The Santa Fe Sport has a slightly tight ride quality that brings some road choppiness inside, but overall feels worth it when chucking the truck around two-lane roads.
Driving SUVs and crossovers hard like sports cars is setting most of them up for disappointment at best, and big failure at worst. This applies even more to front-drive crossovers. To make up for their tall centers of gravity, SUVs greatly benefit from AWD or 4×4 handling. Without it, there can be an abundance of wheelspin and tons of body lurch and lean when you are at full throttle.
The Santa Fe Sport is one of the best in its segment for playfulness and fun handling as a front-drive model. Thanks to its lightweight turbo engine up front, the nose feels eager to pivot and very responsive to quick steering inputs. 262 horsepower comes on steam at 6,000-rpm, while the full 269-pound-feet of torque hits from just 1,750 revs.

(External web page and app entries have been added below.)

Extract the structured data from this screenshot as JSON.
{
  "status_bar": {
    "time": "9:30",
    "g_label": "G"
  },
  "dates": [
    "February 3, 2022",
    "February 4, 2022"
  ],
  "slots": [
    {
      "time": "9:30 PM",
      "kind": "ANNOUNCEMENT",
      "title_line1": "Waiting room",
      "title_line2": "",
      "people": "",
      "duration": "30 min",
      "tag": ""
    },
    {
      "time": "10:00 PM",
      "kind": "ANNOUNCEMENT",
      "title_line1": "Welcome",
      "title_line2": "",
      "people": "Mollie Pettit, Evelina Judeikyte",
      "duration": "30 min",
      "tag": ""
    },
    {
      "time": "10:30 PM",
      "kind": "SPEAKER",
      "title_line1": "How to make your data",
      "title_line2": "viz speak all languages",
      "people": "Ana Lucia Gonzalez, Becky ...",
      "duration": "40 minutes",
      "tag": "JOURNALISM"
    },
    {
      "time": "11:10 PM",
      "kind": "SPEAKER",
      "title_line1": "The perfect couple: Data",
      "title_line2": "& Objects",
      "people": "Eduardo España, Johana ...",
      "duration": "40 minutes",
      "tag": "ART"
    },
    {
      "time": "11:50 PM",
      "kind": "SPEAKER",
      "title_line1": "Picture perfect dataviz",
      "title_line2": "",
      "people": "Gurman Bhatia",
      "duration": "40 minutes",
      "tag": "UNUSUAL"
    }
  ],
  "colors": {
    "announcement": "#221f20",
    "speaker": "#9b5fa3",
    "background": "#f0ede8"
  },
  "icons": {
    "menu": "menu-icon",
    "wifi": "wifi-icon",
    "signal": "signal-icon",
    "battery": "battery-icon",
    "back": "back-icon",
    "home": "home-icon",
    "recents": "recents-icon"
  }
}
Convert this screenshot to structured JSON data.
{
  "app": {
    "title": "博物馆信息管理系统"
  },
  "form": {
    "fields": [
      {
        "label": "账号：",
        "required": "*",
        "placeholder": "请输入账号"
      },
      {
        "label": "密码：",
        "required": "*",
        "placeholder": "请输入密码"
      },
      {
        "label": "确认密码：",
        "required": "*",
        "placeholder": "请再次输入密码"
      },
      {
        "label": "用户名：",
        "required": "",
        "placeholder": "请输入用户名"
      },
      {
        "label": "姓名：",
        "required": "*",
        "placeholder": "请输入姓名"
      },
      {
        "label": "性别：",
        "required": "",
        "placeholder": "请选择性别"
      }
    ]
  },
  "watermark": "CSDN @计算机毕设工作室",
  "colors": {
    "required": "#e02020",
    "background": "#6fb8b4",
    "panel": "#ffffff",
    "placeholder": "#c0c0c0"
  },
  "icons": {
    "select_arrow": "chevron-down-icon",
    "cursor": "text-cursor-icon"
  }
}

So there is great shove off the line and the Santa Fe Sport spools itself to max power almost instantly. No turbo whoosh or much engine growl at all in the isolated cabin, but speed builds with vigor and the six-speed auto pops off fairly quick upshifts. This SFS 2.0T turbo is the fastest Santa Fe ever, and about 2.0-seconds quicker to 60-mph than the base Santa Fe Sport. The 0-60-mph run for the turbo is about 6.8-seconds versus 8.8-seconds for the base 190-horsepower engine.
The Santa Fe Sport’s turbo really pulls hard and feels much more potent than it did in the Sonata Sport, if we’re honest.
The steering of the SFS has adjustable modes, and all are pretty good. Light and fairly accurate in Comfort up to tight and heavy in Sport — offering much better feel and control than most electronic power steering systems. We’d love to sample the AWD model, which should offer a more-neutral chassis and handling feel than any front-drive model.
One downside of the turbo engine is that the fuel economy of 19/26-mpg can really be knocked down if you drive with a heavy foot, but this is the price of big, addictive horsepower!
The Santa Fe Sport bases from $24,950 in 2.4-liter, FWD configuration up to $26,700 for the standard-engine and AWD.
The Sport 2.0T bases from $31,250 up to $33,000 for the AWD turbo.
|Starting MSRP (Front Wheel Drive)||$24,950||$31,250|
|Starting MSRP (All Wheel Drive)||$26,700||$33,000|
Our test truck came in at $36,600 with its Ultimate pack, floormats and $875 destination charge. This is great value — compare it to the 2015 CR-V Touring from $33,500 to the Lincoln MKC Black Label at $58,000. For comparison, the BMW X5 starts from $54k.
Ultimate Package for Sport 2.0T – $4,350
19-inch alloy wheels
HID Xenon headlights
LED tail lights
Rear Parking Assistance System
Navigation system with 8-inch touchscreen
Infinity® Logic 7® surround sound 12-speaker with subwoofer (550 watts)
Heated steering wheel
Integrated Memory System (IMS) for driver seat and side mirrors
Ventilated front seats
Heated rear seats
Premium door sill plates
Hyundai is still improving so rapidly, you might predict total automotive domination from Seoul in just a few more generations of cars. This Santa Fe marks a watershed moment: when the core offering of class-above roominess is paired with actual engineering and design excellence.
The Santa Fe Sport 2.0T is an excellent overall package for shoppers seeking X5-levels of crossover style and space. That much we know.
But it also delivers X5 levels of interior comfort, tech and even luxury with this Ultimate package.
Is it a sports-car? Not really. But the Sport Turbo is fast and fun, quicker than the Lexus NX200t and loves to surge ahead til its last RPM gasp.
For that, it makes the new Nissan Murano seem soft and floaty, makes the BMW and Lexus seem overpriced, and makes the Lincoln MKC Black Label feel not-so-lux.
Perhaps the best compliment the Santa Fe Sport earns?
Beating both its real-life price competitors and its image/size aspirational competitors!
One last thing though, Hyundai: who can we speak to about painting all the lower trims body-color and LED-only headlamp settings?
Build your Santa Fe Sport over at the below link!